Conventional strata control methods (i.e., roof bolts, cable trusses) are not always effective for ground control of very weak coal strata. An alternative method, termed presupport, is being investigated by the U.S. Bureau of Mines. In this paper structural modeling of presupport concepts and field testing of a presupport application are presented. Finite-element models indicate that forepoles significantly lower beam stresses in the roof strata overlying a coal seam, but they cannot be expected to prevent or reduce roof strata failure at the coal face due to the presence of a high stress concentration at that location. However, their presence near the coal face is needed to sustain the fall of roof if it does occur. Because of an ever-present severe stress concentration at the coal face, it would appear that stresses could exceed material strengths, causing local structural damage, especially if the rock is very weak. Therefore previous coal face positions along an entry may have a higher-than-normal probability of roof fall. In the field investigation, a low-cost air injection test has thus far shown promise as a tool for evaluating the effects of forepoling on the roof strata. Observations of coal mine entries in which forepoles have been installed indicate forepoling is effective in controlling very weak roof strata.
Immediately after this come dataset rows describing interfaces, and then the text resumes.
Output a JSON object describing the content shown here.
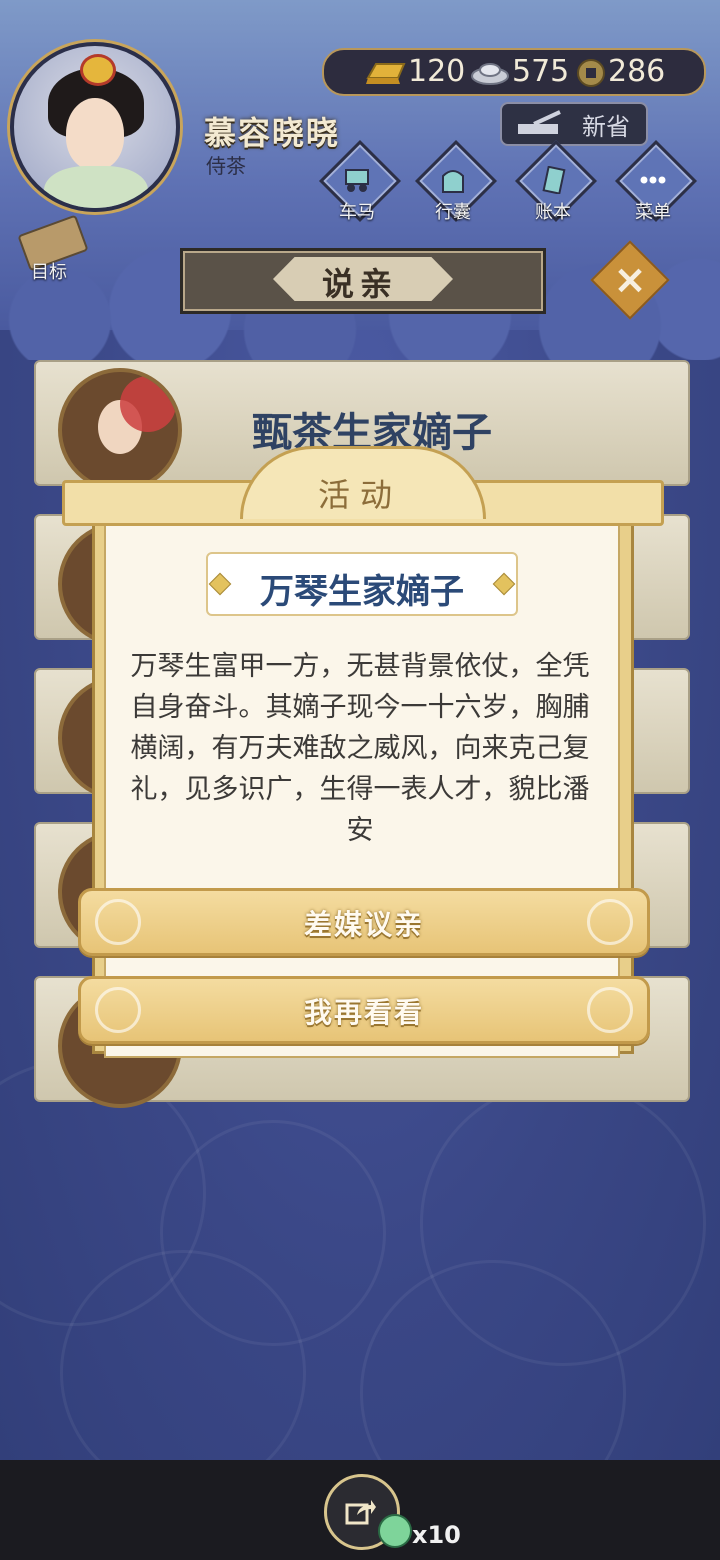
{
  "player": {
    "name": "慕容晓晓",
    "title": "侍茶"
  },
  "currency": {
    "gold": "120",
    "silver": "575",
    "coins": "286"
  },
  "ministry": {
    "label": "新省"
  },
  "menu": [
    {
      "label": "车马",
      "icon": "carriage-icon"
    },
    {
      "label": "行囊",
      "icon": "bag-icon"
    },
    {
      "label": "账本",
      "icon": "ledger-icon"
    },
    {
      "label": "菜单",
      "icon": "more-icon"
    }
  ],
  "goal": {
    "label": "目标"
  },
  "page_title": "说亲",
  "list": {
    "first_name": "甄茶生家嫡子"
  },
  "popup": {
    "header": "活动",
    "title": "万琴生家嫡子",
    "description": "万琴生富甲一方，无甚背景依仗，全凭自身奋斗。其嫡子现今一十六岁，胸脯横阔，有万夫难敌之威风，向来克己复礼，见多识广，生得一表人才，貌比潘安",
    "confirm_label": "差媒议亲",
    "cancel_label": "我再看看"
  },
  "bottom": {
    "token_count": "x10"
  },
  "colors": {
    "accent_gold": "#e7c477",
    "title_blue": "#2b4a78",
    "bg_blue": "#3d4a8a"
  }
}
Proc. 9th Int'l Conf. on Ground Control in Mining, WVU, Dep. Min. Eng., 1990, PP. 42-51